[Stored data entries]
------------------------------------------------------------
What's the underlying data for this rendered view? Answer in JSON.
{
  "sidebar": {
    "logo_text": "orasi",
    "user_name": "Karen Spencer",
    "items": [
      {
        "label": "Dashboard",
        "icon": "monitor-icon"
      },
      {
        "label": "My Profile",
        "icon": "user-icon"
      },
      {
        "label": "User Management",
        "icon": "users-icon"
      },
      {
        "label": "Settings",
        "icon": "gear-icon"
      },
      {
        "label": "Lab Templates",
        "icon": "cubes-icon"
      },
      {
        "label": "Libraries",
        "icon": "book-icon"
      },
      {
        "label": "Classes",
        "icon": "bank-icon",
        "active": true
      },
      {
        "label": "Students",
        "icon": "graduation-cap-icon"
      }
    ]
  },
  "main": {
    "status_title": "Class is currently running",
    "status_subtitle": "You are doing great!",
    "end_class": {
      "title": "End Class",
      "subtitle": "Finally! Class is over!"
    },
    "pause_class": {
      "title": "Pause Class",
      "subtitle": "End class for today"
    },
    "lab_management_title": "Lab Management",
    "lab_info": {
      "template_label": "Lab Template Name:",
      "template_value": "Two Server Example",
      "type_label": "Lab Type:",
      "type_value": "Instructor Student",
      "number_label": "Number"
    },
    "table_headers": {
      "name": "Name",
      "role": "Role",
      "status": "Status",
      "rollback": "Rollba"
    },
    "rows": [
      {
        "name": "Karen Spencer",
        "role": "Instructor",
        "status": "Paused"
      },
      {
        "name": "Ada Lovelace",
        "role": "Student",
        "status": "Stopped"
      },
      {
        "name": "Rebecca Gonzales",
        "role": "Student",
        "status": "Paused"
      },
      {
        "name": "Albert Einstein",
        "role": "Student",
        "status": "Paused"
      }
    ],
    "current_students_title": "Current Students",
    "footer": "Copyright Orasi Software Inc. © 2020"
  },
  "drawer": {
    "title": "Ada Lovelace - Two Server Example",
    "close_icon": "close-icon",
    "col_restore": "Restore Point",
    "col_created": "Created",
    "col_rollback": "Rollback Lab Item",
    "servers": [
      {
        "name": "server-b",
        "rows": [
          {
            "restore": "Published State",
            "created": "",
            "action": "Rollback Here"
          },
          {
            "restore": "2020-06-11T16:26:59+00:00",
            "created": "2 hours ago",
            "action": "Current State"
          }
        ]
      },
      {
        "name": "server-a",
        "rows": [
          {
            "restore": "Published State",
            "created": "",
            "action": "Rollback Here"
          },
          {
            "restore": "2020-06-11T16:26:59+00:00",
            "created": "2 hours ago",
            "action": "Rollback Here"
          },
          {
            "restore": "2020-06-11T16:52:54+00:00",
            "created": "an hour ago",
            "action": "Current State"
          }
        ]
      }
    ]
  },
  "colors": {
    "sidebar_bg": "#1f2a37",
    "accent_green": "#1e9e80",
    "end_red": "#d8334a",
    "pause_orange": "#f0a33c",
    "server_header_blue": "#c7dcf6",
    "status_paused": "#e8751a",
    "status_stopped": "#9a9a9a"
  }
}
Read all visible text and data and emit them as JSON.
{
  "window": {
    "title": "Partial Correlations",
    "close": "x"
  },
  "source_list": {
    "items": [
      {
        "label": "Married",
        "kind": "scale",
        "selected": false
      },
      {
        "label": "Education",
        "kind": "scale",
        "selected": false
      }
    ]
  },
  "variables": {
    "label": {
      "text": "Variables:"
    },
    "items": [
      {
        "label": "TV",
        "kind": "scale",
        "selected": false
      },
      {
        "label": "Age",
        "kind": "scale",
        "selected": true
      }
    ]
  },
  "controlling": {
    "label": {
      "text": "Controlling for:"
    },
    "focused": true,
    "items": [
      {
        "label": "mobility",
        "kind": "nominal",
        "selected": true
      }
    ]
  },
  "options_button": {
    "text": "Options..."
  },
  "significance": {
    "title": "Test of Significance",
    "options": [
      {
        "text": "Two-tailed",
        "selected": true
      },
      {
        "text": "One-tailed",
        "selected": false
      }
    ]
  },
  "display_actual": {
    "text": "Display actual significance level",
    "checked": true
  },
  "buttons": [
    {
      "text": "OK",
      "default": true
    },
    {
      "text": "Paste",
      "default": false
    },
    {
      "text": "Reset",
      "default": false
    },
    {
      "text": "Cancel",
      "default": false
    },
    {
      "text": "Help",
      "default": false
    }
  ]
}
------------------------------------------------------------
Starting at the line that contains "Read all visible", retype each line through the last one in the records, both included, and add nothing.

WRITTEN RESPONSE →
Read all visible text and data and emit them as JSON.
{
  "window": {
    "title": "Partial Correlations",
    "close": "x"
  },
  "source_list": {
    "items": [
      {
        "label": "Married",
        "kind": "scale",
        "selected": false
      },
      {
        "label": "Education",
        "kind": "scale",
        "selected": false
      }
    ]
  },
  "variables": {
    "label": {
      "text": "Variables:"
    },
    "items": [
      {
        "label": "TV",
        "kind": "scale",
        "selected": false
      },
      {
        "label": "Age",
        "kind": "scale",
        "selected": true
      }
    ]
  },
  "controlling": {
    "label": {
      "text": "Controlling for:"
    },
    "focused": true,
    "items": [
      {
        "label": "mobility",
        "kind": "nominal",
        "selected": true
      }
    ]
  },
  "options_button": {
    "text": "Options..."
  },
  "significance": {
    "title": "Test of Significance",
    "options": [
      {
        "text": "Two-tailed",
        "selected": true
      },
      {
        "text": "One-tailed",
        "selected": false
      }
    ]
  },
  "display_actual": {
    "text": "Display actual significance level",
    "checked": true
  },
  "buttons": [
    {
      "text": "OK",
      "default": true
    },
    {
      "text": "Paste",
      "default": false
    },
    {
      "text": "Reset",
      "default": false
    },
    {
      "text": "Cancel",
      "default": false
    },
    {
      "text": "Help",
      "default": false
    }
  ]
}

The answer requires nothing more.